For the entries presented below, indicate the number of lines that include the word "ITJS知识库", adding nothing else.

_ _ _ _

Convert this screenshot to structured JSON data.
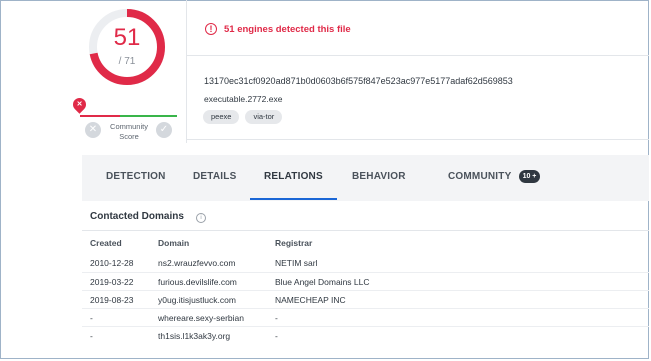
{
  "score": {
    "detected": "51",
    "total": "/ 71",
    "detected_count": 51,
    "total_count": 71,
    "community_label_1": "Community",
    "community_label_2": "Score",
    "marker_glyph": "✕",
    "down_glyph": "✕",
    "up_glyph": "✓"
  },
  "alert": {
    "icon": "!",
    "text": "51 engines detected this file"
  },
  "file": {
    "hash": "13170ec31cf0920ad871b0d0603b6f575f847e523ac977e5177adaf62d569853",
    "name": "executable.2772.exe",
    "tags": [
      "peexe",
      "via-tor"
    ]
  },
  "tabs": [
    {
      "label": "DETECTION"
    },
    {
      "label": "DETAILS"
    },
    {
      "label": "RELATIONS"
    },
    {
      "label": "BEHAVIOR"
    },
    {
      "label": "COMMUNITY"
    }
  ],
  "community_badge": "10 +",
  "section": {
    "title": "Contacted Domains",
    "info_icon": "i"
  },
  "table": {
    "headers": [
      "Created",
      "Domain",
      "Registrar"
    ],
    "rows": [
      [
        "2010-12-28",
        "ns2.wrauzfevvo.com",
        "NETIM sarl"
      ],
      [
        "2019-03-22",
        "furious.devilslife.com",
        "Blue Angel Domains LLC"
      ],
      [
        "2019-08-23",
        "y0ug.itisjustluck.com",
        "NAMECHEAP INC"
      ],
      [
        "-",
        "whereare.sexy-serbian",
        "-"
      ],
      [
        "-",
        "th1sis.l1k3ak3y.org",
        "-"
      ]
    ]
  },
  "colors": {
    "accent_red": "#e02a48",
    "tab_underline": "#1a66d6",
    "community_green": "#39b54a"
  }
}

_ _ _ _

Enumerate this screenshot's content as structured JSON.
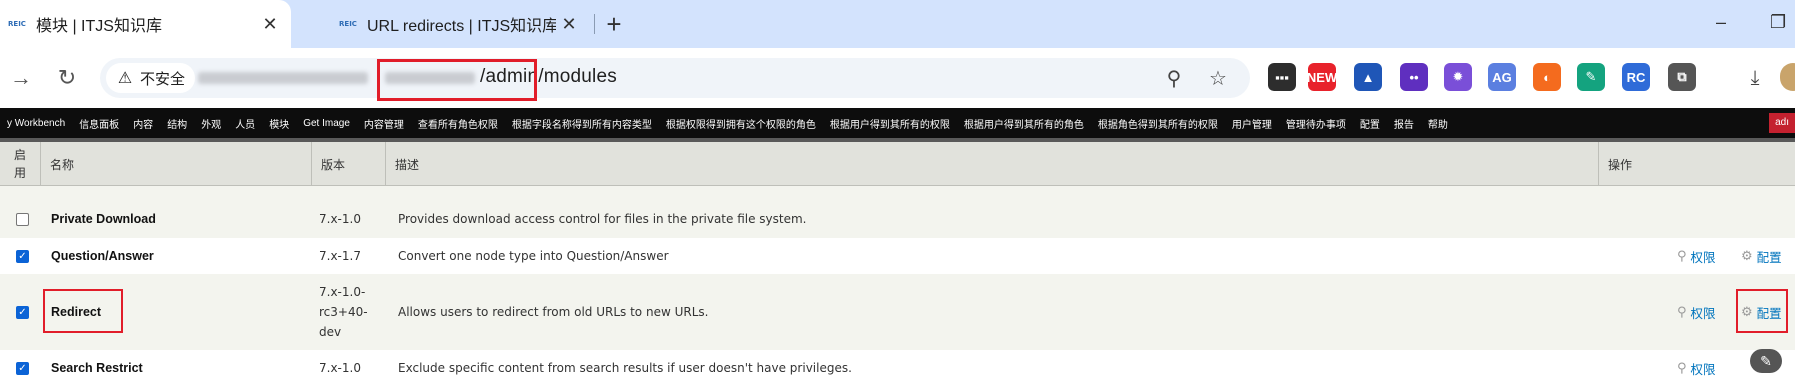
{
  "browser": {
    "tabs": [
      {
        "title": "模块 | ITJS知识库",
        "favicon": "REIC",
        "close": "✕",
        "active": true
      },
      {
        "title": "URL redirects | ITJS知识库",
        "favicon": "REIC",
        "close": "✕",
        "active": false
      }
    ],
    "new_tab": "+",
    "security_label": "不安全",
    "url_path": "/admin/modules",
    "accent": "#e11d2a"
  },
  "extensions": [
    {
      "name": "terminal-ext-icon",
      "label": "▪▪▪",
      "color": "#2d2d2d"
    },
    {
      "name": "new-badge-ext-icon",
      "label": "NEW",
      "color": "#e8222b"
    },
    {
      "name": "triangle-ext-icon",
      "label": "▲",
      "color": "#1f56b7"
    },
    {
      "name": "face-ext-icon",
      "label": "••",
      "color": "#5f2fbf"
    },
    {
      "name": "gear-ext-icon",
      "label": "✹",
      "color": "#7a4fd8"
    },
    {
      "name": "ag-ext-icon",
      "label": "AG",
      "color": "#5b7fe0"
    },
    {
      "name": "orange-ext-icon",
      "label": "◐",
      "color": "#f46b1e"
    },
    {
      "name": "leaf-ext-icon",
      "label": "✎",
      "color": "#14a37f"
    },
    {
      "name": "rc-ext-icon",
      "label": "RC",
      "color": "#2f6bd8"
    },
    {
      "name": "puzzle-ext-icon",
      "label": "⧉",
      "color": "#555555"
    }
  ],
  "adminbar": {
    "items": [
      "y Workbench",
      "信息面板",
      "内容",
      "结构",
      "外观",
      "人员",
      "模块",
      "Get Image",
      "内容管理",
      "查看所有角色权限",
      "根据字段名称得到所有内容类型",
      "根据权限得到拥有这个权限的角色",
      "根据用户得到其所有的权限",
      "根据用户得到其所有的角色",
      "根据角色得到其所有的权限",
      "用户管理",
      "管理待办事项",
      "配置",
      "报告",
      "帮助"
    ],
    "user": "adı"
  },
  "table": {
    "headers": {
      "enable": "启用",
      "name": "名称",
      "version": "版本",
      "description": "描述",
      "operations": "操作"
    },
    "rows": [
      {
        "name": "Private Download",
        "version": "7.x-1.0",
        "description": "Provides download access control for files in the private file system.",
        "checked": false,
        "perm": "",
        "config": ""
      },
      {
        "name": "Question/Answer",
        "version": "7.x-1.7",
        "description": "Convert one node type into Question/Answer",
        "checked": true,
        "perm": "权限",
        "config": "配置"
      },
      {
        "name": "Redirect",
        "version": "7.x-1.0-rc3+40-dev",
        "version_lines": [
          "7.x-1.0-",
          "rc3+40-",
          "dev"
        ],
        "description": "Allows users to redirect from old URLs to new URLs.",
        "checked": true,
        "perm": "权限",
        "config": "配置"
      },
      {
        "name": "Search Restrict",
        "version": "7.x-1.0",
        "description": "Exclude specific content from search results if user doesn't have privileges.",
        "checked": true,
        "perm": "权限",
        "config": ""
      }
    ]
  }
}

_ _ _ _

• COMPLETED TASK: 2